_The task:_ Below are records; report the number of lines among them that include the word "Mesh", and nothing further.

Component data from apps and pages
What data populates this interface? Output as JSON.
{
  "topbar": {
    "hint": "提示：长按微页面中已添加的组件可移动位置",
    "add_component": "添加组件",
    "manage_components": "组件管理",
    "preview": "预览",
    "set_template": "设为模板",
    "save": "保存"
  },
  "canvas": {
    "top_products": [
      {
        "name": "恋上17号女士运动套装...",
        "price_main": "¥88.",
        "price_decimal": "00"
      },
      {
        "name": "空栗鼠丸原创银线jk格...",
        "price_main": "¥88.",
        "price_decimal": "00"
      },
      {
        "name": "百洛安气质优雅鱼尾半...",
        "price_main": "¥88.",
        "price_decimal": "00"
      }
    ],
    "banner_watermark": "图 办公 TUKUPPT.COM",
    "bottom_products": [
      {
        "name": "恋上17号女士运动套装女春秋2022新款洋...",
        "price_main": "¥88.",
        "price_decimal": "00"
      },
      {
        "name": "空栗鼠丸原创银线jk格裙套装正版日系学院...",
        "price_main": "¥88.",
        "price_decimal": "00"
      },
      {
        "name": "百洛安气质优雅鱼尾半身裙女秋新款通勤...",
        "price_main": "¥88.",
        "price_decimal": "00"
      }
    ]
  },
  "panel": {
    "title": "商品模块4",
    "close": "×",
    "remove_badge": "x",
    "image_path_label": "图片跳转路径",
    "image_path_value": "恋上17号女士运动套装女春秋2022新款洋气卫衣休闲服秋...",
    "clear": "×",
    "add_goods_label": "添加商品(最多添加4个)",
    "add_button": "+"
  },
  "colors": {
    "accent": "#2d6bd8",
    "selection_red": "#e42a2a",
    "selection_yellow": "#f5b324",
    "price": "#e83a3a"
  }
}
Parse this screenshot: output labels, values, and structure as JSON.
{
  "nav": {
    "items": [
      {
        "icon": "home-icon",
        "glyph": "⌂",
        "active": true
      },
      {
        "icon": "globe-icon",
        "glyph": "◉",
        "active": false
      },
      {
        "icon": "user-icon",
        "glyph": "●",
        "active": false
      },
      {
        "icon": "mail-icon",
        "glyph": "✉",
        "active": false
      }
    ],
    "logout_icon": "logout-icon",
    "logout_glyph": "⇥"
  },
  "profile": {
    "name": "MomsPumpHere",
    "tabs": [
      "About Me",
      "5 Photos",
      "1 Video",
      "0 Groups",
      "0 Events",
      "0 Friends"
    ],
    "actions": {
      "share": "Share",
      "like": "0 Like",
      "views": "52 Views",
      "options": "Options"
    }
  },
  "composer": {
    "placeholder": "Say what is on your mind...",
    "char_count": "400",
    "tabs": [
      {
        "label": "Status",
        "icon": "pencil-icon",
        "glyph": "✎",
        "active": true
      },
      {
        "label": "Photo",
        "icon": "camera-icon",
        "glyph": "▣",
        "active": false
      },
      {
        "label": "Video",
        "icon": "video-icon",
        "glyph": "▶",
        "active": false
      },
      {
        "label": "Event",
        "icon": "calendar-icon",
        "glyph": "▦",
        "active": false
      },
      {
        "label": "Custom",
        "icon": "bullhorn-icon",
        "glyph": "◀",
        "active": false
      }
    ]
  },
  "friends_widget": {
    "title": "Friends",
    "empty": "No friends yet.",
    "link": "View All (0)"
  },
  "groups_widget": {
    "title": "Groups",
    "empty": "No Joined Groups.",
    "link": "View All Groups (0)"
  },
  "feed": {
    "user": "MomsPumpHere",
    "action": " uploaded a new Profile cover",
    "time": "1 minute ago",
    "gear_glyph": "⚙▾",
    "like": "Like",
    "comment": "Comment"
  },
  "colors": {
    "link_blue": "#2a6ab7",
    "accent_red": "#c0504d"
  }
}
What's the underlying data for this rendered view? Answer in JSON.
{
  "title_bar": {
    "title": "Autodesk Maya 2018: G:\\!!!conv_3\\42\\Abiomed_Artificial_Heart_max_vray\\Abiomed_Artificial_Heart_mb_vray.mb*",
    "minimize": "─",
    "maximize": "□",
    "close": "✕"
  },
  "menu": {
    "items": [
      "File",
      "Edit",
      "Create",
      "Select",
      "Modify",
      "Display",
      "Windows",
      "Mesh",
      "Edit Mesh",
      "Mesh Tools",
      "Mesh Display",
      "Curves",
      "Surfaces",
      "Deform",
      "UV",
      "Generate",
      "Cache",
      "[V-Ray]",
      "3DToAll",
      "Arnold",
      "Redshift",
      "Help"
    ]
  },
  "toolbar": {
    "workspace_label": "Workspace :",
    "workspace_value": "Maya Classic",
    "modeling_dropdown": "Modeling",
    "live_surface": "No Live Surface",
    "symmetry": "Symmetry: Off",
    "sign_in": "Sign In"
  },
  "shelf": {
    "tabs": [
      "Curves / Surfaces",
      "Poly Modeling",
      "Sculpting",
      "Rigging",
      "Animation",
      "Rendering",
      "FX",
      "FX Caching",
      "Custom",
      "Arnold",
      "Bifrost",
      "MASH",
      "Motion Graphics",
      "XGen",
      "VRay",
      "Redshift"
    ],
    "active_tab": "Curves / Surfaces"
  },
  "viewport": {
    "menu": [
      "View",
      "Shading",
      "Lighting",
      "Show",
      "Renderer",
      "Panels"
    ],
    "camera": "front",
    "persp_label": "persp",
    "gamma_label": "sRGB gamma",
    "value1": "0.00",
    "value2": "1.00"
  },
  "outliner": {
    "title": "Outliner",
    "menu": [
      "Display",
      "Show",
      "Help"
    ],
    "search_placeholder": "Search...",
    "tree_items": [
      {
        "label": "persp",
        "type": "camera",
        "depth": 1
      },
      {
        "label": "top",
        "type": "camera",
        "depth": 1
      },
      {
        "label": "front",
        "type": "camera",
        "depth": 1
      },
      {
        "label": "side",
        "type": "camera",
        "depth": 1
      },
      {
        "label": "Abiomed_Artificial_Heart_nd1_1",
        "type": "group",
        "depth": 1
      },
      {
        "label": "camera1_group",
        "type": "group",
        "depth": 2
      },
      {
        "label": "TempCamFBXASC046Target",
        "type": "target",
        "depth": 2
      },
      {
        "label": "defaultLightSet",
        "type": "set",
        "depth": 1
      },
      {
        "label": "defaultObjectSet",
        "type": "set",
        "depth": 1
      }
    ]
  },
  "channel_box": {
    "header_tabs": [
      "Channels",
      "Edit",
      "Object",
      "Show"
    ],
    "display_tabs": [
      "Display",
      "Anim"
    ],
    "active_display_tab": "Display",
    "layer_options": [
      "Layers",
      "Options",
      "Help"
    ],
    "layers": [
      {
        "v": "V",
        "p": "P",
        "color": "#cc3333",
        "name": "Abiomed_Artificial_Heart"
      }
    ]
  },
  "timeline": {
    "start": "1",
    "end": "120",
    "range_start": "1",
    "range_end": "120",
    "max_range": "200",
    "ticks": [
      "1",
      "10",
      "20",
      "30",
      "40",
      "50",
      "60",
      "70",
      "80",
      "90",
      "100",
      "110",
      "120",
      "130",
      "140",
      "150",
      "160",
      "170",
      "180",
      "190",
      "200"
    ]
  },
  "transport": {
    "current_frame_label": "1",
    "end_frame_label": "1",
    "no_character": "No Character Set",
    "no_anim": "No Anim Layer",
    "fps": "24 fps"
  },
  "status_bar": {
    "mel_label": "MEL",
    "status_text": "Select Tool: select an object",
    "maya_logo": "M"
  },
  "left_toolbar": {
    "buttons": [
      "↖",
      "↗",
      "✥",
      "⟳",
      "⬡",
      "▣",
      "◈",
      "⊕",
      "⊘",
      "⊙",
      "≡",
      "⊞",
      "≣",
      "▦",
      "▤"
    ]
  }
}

_Written reply:_ 4